• **EXERCISE GOAL**: Repeat the data exactly as it appears.

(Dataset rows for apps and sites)
■ ■ ■ ■ ■
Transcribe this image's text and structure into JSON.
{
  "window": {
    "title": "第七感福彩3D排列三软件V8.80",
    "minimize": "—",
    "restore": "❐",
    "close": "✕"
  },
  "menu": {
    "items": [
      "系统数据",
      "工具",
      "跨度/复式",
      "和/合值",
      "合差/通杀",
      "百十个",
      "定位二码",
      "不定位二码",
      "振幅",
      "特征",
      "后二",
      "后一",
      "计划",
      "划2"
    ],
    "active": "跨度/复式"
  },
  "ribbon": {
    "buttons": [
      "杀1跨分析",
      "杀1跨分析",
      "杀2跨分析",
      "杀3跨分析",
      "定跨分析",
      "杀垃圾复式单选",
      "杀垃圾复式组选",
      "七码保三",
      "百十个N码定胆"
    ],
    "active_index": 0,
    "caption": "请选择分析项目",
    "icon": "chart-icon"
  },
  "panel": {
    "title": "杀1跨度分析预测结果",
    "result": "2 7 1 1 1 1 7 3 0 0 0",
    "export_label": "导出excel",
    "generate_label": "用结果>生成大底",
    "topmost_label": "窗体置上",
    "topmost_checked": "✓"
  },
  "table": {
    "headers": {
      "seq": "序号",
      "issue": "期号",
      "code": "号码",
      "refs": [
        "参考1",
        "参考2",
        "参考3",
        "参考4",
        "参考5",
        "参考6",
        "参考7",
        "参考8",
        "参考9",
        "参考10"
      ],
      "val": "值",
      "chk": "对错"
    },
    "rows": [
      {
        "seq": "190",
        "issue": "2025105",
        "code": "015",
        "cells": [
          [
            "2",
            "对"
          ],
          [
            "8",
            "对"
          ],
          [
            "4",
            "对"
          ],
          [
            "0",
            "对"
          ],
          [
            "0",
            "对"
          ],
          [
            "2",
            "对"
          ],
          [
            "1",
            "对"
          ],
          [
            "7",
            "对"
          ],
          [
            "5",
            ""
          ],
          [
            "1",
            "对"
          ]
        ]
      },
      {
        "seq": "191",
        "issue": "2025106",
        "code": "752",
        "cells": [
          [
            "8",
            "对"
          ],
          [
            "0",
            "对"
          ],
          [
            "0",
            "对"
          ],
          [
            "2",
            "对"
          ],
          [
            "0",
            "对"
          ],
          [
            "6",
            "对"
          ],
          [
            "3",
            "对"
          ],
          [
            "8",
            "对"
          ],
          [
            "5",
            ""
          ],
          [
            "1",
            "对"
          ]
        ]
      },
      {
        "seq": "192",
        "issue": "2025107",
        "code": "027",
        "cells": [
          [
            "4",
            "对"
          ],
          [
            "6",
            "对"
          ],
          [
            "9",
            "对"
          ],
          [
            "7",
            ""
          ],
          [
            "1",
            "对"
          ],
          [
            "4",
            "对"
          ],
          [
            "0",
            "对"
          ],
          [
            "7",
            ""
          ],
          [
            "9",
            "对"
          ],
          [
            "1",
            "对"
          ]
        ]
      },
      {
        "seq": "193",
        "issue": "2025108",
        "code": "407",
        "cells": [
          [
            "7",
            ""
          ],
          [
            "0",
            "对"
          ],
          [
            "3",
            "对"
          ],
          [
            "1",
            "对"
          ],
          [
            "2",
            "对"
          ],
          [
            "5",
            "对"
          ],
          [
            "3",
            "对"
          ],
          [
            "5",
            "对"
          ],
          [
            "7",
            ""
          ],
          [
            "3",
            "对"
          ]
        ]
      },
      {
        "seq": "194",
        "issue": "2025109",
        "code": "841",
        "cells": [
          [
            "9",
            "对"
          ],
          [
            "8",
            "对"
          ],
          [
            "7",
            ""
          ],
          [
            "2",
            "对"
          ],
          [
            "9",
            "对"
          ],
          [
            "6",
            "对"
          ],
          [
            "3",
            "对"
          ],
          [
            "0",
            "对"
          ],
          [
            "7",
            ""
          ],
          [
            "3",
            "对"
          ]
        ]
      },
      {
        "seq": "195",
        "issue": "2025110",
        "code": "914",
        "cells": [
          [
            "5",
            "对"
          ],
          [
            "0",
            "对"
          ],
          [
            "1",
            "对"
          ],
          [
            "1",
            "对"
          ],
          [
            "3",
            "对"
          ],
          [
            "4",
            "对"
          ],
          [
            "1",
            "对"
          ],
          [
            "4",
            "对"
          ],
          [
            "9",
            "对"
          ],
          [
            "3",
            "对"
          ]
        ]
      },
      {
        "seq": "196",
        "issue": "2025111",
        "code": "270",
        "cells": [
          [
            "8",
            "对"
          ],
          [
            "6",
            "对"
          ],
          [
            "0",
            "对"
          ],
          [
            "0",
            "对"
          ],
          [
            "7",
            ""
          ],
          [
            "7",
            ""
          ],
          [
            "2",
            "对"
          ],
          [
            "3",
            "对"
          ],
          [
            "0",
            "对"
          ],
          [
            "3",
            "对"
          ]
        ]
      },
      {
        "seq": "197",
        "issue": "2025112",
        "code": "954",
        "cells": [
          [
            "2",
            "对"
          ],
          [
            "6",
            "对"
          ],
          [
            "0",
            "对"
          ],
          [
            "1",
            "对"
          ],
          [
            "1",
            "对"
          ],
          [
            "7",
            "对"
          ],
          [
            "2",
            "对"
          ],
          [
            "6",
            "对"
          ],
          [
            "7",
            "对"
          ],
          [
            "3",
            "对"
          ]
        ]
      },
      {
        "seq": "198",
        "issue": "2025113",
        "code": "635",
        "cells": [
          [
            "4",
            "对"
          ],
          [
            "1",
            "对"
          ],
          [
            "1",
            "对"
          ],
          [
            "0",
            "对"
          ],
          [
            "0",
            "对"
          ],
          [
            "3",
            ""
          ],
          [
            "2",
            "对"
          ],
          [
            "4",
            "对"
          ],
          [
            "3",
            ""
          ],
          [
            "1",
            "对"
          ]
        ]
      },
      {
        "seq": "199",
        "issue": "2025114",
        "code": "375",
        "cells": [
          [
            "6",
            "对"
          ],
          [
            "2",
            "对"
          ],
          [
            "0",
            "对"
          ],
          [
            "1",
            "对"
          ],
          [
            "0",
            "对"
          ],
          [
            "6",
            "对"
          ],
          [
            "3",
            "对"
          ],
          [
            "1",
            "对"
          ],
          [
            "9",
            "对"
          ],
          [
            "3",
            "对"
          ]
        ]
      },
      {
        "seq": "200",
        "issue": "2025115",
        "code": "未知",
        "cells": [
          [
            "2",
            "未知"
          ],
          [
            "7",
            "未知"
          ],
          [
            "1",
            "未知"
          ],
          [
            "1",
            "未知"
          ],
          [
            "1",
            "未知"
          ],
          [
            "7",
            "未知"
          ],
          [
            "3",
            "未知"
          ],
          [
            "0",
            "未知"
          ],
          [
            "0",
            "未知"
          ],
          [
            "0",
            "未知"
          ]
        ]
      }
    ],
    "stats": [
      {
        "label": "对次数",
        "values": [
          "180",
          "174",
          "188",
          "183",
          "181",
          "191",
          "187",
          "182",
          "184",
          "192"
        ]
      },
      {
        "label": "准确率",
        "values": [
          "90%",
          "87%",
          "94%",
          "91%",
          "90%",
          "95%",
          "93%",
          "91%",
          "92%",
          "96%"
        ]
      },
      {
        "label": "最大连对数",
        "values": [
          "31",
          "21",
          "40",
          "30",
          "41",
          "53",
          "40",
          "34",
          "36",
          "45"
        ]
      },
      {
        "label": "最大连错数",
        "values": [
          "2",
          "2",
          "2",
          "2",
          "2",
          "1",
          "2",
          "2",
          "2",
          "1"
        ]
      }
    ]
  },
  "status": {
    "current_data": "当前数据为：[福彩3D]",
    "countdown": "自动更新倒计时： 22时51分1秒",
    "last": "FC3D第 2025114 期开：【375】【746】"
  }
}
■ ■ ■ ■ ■
• **FINISHED EXERCISE**:
Transcribe this image's text and structure into JSON.
{
  "window": {
    "title": "第七感福彩3D排列三软件V8.80",
    "minimize": "—",
    "restore": "❐",
    "close": "✕"
  },
  "menu": {
    "items": [
      "系统数据",
      "工具",
      "跨度/复式",
      "和/合值",
      "合差/通杀",
      "百十个",
      "定位二码",
      "不定位二码",
      "振幅",
      "特征",
      "后二",
      "后一",
      "计划",
      "划2"
    ],
    "active": "跨度/复式"
  },
  "ribbon": {
    "buttons": [
      "杀1跨分析",
      "杀1跨分析",
      "杀2跨分析",
      "杀3跨分析",
      "定跨分析",
      "杀垃圾复式单选",
      "杀垃圾复式组选",
      "七码保三",
      "百十个N码定胆"
    ],
    "active_index": 0,
    "caption": "请选择分析项目",
    "icon": "chart-icon"
  },
  "panel": {
    "title": "杀1跨度分析预测结果",
    "result": "2 7 1 1 1 1 7 3 0 0 0",
    "export_label": "导出excel",
    "generate_label": "用结果>生成大底",
    "topmost_label": "窗体置上",
    "topmost_checked": "✓"
  },
  "table": {
    "headers": {
      "seq": "序号",
      "issue": "期号",
      "code": "号码",
      "refs": [
        "参考1",
        "参考2",
        "参考3",
        "参考4",
        "参考5",
        "参考6",
        "参考7",
        "参考8",
        "参考9",
        "参考10"
      ],
      "val": "值",
      "chk": "对错"
    },
    "rows": [
      {
        "seq": "190",
        "issue": "2025105",
        "code": "015",
        "cells": [
          [
            "2",
            "对"
          ],
          [
            "8",
            "对"
          ],
          [
            "4",
            "对"
          ],
          [
            "0",
            "对"
          ],
          [
            "0",
            "对"
          ],
          [
            "2",
            "对"
          ],
          [
            "1",
            "对"
          ],
          [
            "7",
            "对"
          ],
          [
            "5",
            ""
          ],
          [
            "1",
            "对"
          ]
        ]
      },
      {
        "seq": "191",
        "issue": "2025106",
        "code": "752",
        "cells": [
          [
            "8",
            "对"
          ],
          [
            "0",
            "对"
          ],
          [
            "0",
            "对"
          ],
          [
            "2",
            "对"
          ],
          [
            "0",
            "对"
          ],
          [
            "6",
            "对"
          ],
          [
            "3",
            "对"
          ],
          [
            "8",
            "对"
          ],
          [
            "5",
            ""
          ],
          [
            "1",
            "对"
          ]
        ]
      },
      {
        "seq": "192",
        "issue": "2025107",
        "code": "027",
        "cells": [
          [
            "4",
            "对"
          ],
          [
            "6",
            "对"
          ],
          [
            "9",
            "对"
          ],
          [
            "7",
            ""
          ],
          [
            "1",
            "对"
          ],
          [
            "4",
            "对"
          ],
          [
            "0",
            "对"
          ],
          [
            "7",
            ""
          ],
          [
            "9",
            "对"
          ],
          [
            "1",
            "对"
          ]
        ]
      },
      {
        "seq": "193",
        "issue": "2025108",
        "code": "407",
        "cells": [
          [
            "7",
            ""
          ],
          [
            "0",
            "对"
          ],
          [
            "3",
            "对"
          ],
          [
            "1",
            "对"
          ],
          [
            "2",
            "对"
          ],
          [
            "5",
            "对"
          ],
          [
            "3",
            "对"
          ],
          [
            "5",
            "对"
          ],
          [
            "7",
            ""
          ],
          [
            "3",
            "对"
          ]
        ]
      },
      {
        "seq": "194",
        "issue": "2025109",
        "code": "841",
        "cells": [
          [
            "9",
            "对"
          ],
          [
            "8",
            "对"
          ],
          [
            "7",
            ""
          ],
          [
            "2",
            "对"
          ],
          [
            "9",
            "对"
          ],
          [
            "6",
            "对"
          ],
          [
            "3",
            "对"
          ],
          [
            "0",
            "对"
          ],
          [
            "7",
            ""
          ],
          [
            "3",
            "对"
          ]
        ]
      },
      {
        "seq": "195",
        "issue": "2025110",
        "code": "914",
        "cells": [
          [
            "5",
            "对"
          ],
          [
            "0",
            "对"
          ],
          [
            "1",
            "对"
          ],
          [
            "1",
            "对"
          ],
          [
            "3",
            "对"
          ],
          [
            "4",
            "对"
          ],
          [
            "1",
            "对"
          ],
          [
            "4",
            "对"
          ],
          [
            "9",
            "对"
          ],
          [
            "3",
            "对"
          ]
        ]
      },
      {
        "seq": "196",
        "issue": "2025111",
        "code": "270",
        "cells": [
          [
            "8",
            "对"
          ],
          [
            "6",
            "对"
          ],
          [
            "0",
            "对"
          ],
          [
            "0",
            "对"
          ],
          [
            "7",
            ""
          ],
          [
            "7",
            ""
          ],
          [
            "2",
            "对"
          ],
          [
            "3",
            "对"
          ],
          [
            "0",
            "对"
          ],
          [
            "3",
            "对"
          ]
        ]
      },
      {
        "seq": "197",
        "issue": "2025112",
        "code": "954",
        "cells": [
          [
            "2",
            "对"
          ],
          [
            "6",
            "对"
          ],
          [
            "0",
            "对"
          ],
          [
            "1",
            "对"
          ],
          [
            "1",
            "对"
          ],
          [
            "7",
            "对"
          ],
          [
            "2",
            "对"
          ],
          [
            "6",
            "对"
          ],
          [
            "7",
            "对"
          ],
          [
            "3",
            "对"
          ]
        ]
      },
      {
        "seq": "198",
        "issue": "2025113",
        "code": "635",
        "cells": [
          [
            "4",
            "对"
          ],
          [
            "1",
            "对"
          ],
          [
            "1",
            "对"
          ],
          [
            "0",
            "对"
          ],
          [
            "0",
            "对"
          ],
          [
            "3",
            ""
          ],
          [
            "2",
            "对"
          ],
          [
            "4",
            "对"
          ],
          [
            "3",
            ""
          ],
          [
            "1",
            "对"
          ]
        ]
      },
      {
        "seq": "199",
        "issue": "2025114",
        "code": "375",
        "cells": [
          [
            "6",
            "对"
          ],
          [
            "2",
            "对"
          ],
          [
            "0",
            "对"
          ],
          [
            "1",
            "对"
          ],
          [
            "0",
            "对"
          ],
          [
            "6",
            "对"
          ],
          [
            "3",
            "对"
          ],
          [
            "1",
            "对"
          ],
          [
            "9",
            "对"
          ],
          [
            "3",
            "对"
          ]
        ]
      },
      {
        "seq": "200",
        "issue": "2025115",
        "code": "未知",
        "cells": [
          [
            "2",
            "未知"
          ],
          [
            "7",
            "未知"
          ],
          [
            "1",
            "未知"
          ],
          [
            "1",
            "未知"
          ],
          [
            "1",
            "未知"
          ],
          [
            "7",
            "未知"
          ],
          [
            "3",
            "未知"
          ],
          [
            "0",
            "未知"
          ],
          [
            "0",
            "未知"
          ],
          [
            "0",
            "未知"
          ]
        ]
      }
    ],
    "stats": [
      {
        "label": "对次数",
        "values": [
          "180",
          "174",
          "188",
          "183",
          "181",
          "191",
          "187",
          "182",
          "184",
          "192"
        ]
      },
      {
        "label": "准确率",
        "values": [
          "90%",
          "87%",
          "94%",
          "91%",
          "90%",
          "95%",
          "93%",
          "91%",
          "92%",
          "96%"
        ]
      },
      {
        "label": "最大连对数",
        "values": [
          "31",
          "21",
          "40",
          "30",
          "41",
          "53",
          "40",
          "34",
          "36",
          "45"
        ]
      },
      {
        "label": "最大连错数",
        "values": [
          "2",
          "2",
          "2",
          "2",
          "2",
          "1",
          "2",
          "2",
          "2",
          "1"
        ]
      }
    ]
  },
  "status": {
    "current_data": "当前数据为：[福彩3D]",
    "countdown": "自动更新倒计时： 22时51分1秒",
    "last": "FC3D第 2025114 期开：【375】【746】"
  }
}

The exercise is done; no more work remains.